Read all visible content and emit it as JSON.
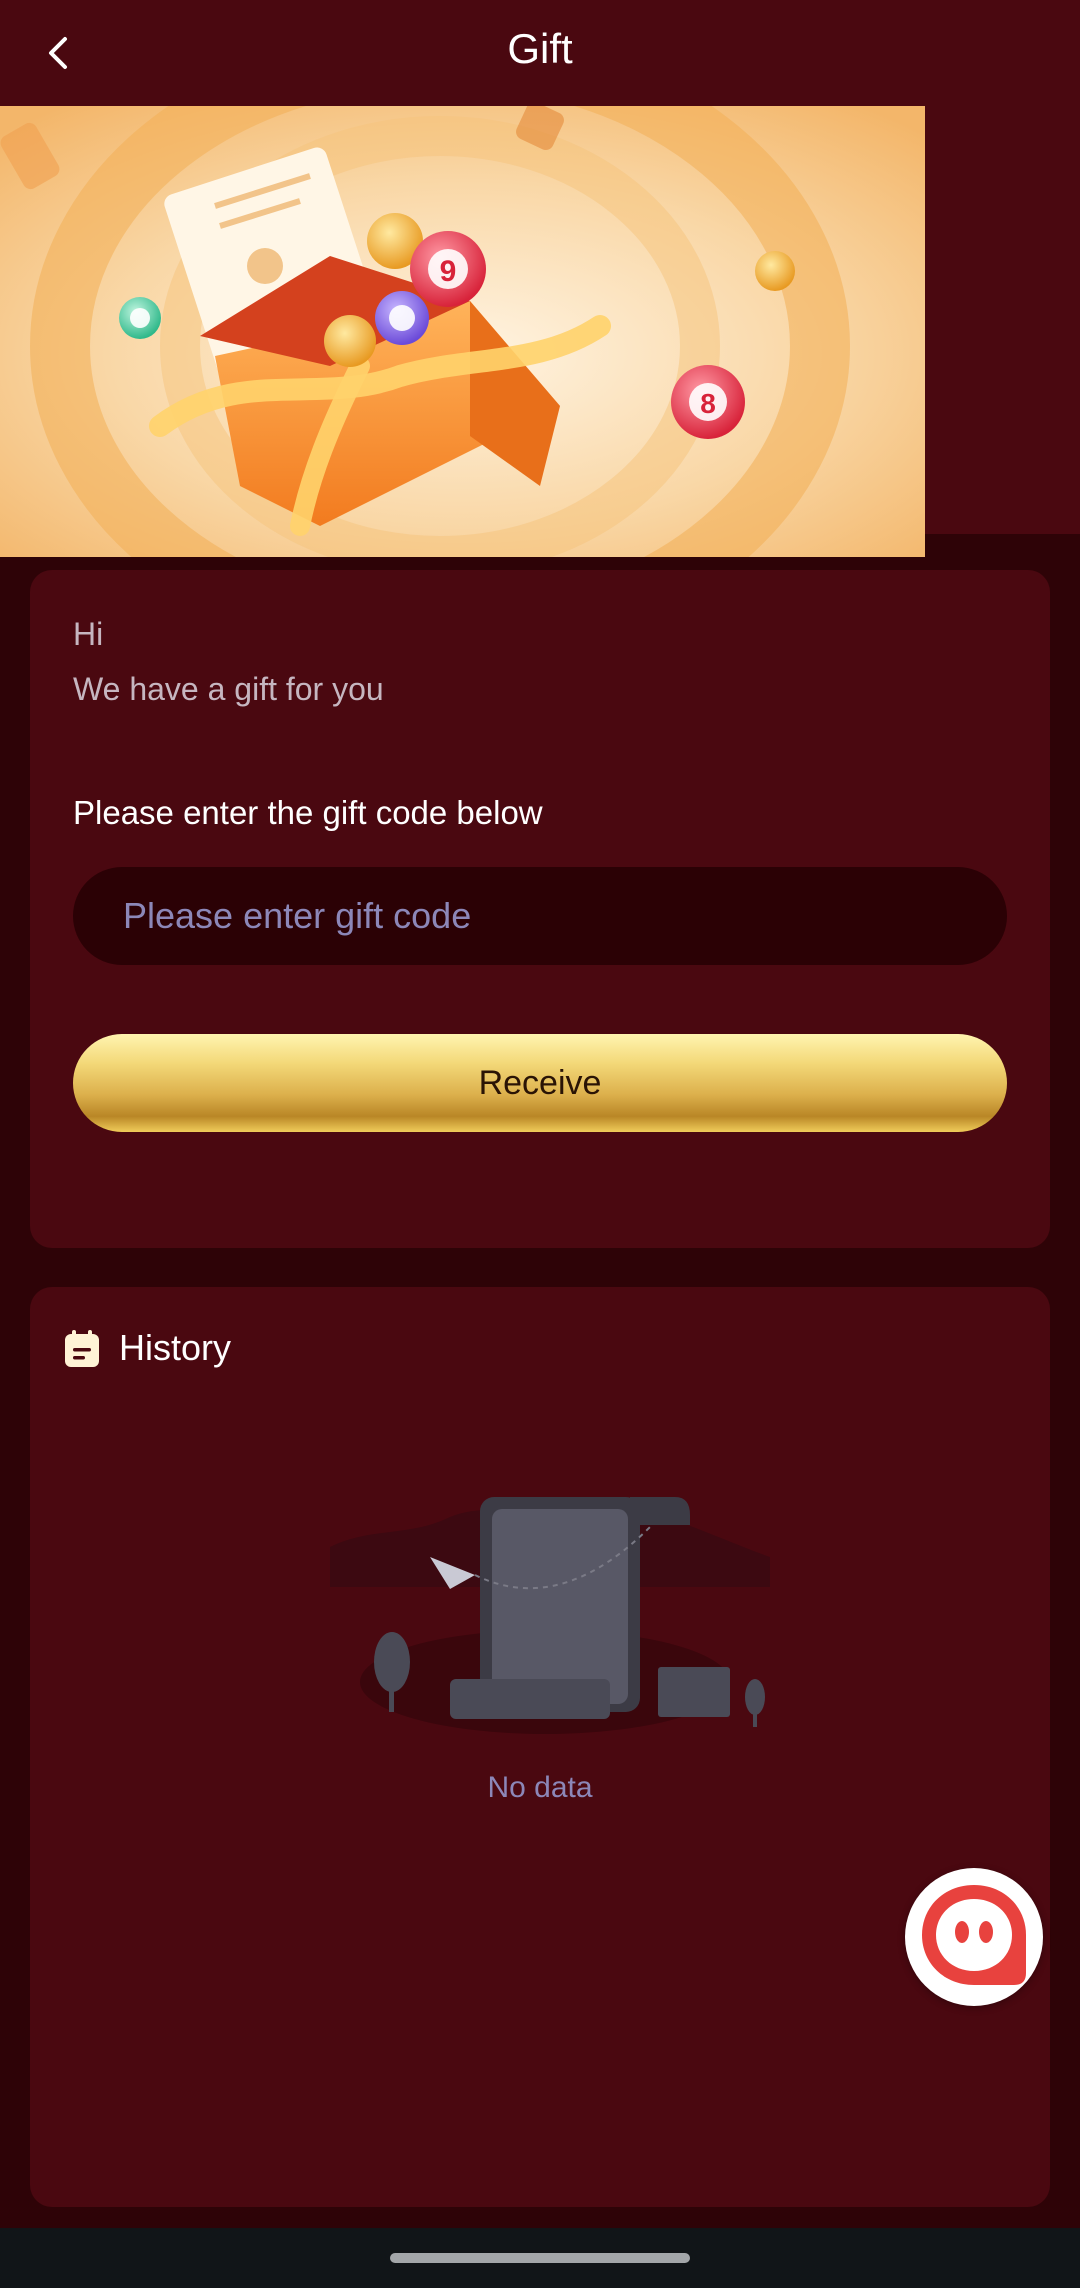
{
  "header": {
    "title": "Gift",
    "back_icon": "chevron-left-icon"
  },
  "banner": {
    "description_icon": "gift-box-banner"
  },
  "gift_card": {
    "greeting": "Hi",
    "subtitle": "We have a gift for you",
    "prompt": "Please enter the gift code below",
    "input": {
      "placeholder": "Please enter gift code",
      "value": ""
    },
    "receive_label": "Receive"
  },
  "history": {
    "title": "History",
    "icon": "calendar-icon",
    "empty_text": "No data"
  },
  "fab": {
    "icon": "chat-support-icon"
  },
  "colors": {
    "page_bg": "#2e0307",
    "card_bg": "#4a0810",
    "input_bg": "#2b0105",
    "placeholder": "#8c87b8",
    "button_gold": "#dcb04c"
  }
}
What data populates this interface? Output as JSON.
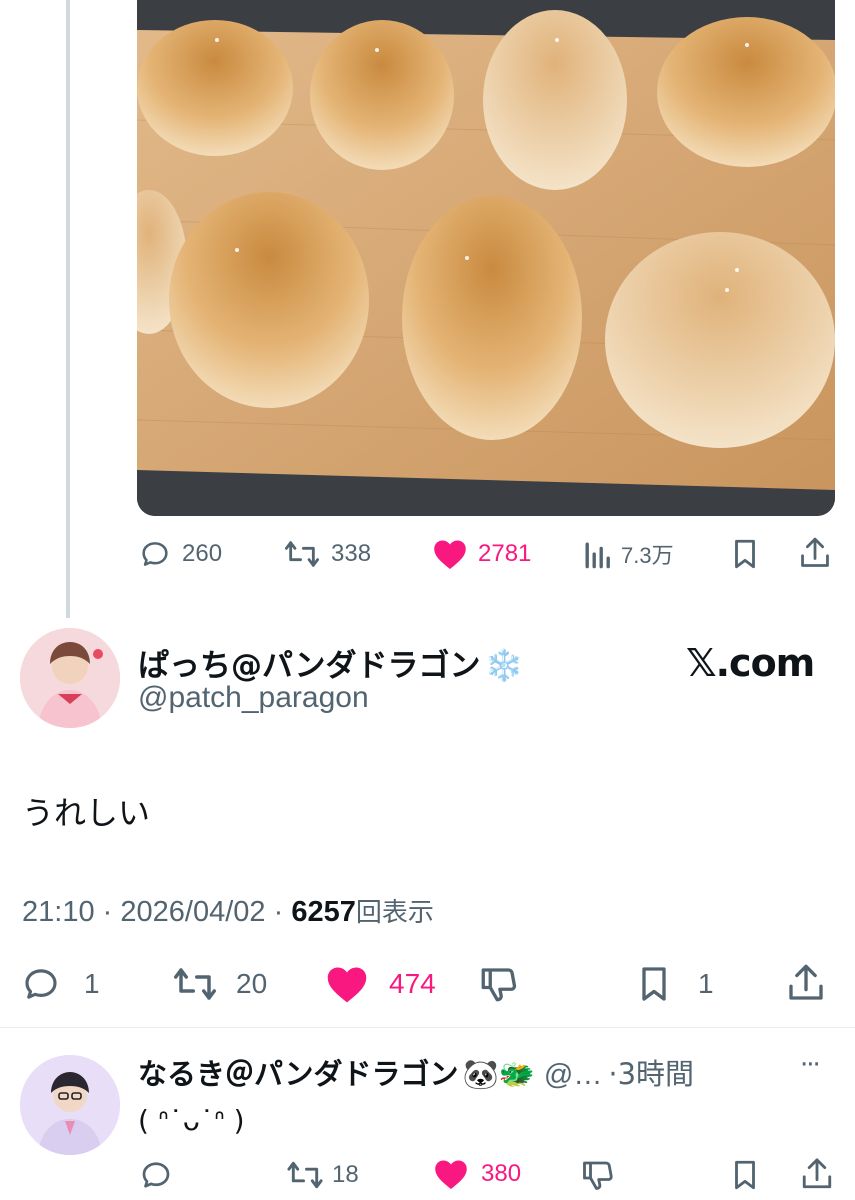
{
  "previous_tweet": {
    "photo_alt": "bread rolls on a wooden board",
    "stats": {
      "replies": "260",
      "retweets": "338",
      "likes": "2781",
      "views": "7.3万"
    }
  },
  "main_tweet": {
    "display_name": "ぱっち@パンダドラゴン",
    "name_emoji": "❄️",
    "handle": "@patch_paragon",
    "brand": "𝕏.com",
    "text": "うれしい",
    "time": "21:10",
    "date": "2026/04/02",
    "views_count": "6257",
    "views_label": "回表示",
    "sep": "·",
    "stats": {
      "replies": "1",
      "retweets": "20",
      "likes": "474",
      "bookmarks": "1"
    }
  },
  "reply_tweet": {
    "display_name": "なるき＠パンダドラゴン",
    "name_emoji": "🐼🐲",
    "handle": "@…",
    "time": "3時間",
    "text": "( ᐢ˙ᴗ˙ᐢ )",
    "more": "···",
    "stats": {
      "retweets": "18",
      "likes": "380"
    }
  },
  "colors": {
    "like_pink": "#f91880",
    "icon_gray": "#536471",
    "thread_line": "#cfd9de"
  }
}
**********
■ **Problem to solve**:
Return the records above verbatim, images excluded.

■ **Response below**:
Read all visible content and emit it as JSON.
{
  "header": {
    "title": "Gift",
    "back_icon": "chevron-left-icon"
  },
  "banner": {
    "description_icon": "gift-box-banner"
  },
  "gift_card": {
    "greeting": "Hi",
    "subtitle": "We have a gift for you",
    "prompt": "Please enter the gift code below",
    "input": {
      "placeholder": "Please enter gift code",
      "value": ""
    },
    "receive_label": "Receive"
  },
  "history": {
    "title": "History",
    "icon": "calendar-icon",
    "empty_text": "No data"
  },
  "fab": {
    "icon": "chat-support-icon"
  },
  "colors": {
    "page_bg": "#2e0307",
    "card_bg": "#4a0810",
    "input_bg": "#2b0105",
    "placeholder": "#8c87b8",
    "button_gold": "#dcb04c"
  }
}
What data populates this interface? Output as JSON.
{
  "previous_tweet": {
    "photo_alt": "bread rolls on a wooden board",
    "stats": {
      "replies": "260",
      "retweets": "338",
      "likes": "2781",
      "views": "7.3万"
    }
  },
  "main_tweet": {
    "display_name": "ぱっち@パンダドラゴン",
    "name_emoji": "❄️",
    "handle": "@patch_paragon",
    "brand": "𝕏.com",
    "text": "うれしい",
    "time": "21:10",
    "date": "2026/04/02",
    "views_count": "6257",
    "views_label": "回表示",
    "sep": "·",
    "stats": {
      "replies": "1",
      "retweets": "20",
      "likes": "474",
      "bookmarks": "1"
    }
  },
  "reply_tweet": {
    "display_name": "なるき＠パンダドラゴン",
    "name_emoji": "🐼🐲",
    "handle": "@…",
    "time": "3時間",
    "text": "( ᐢ˙ᴗ˙ᐢ )",
    "more": "···",
    "stats": {
      "retweets": "18",
      "likes": "380"
    }
  },
  "colors": {
    "like_pink": "#f91880",
    "icon_gray": "#536471",
    "thread_line": "#cfd9de"
  }
}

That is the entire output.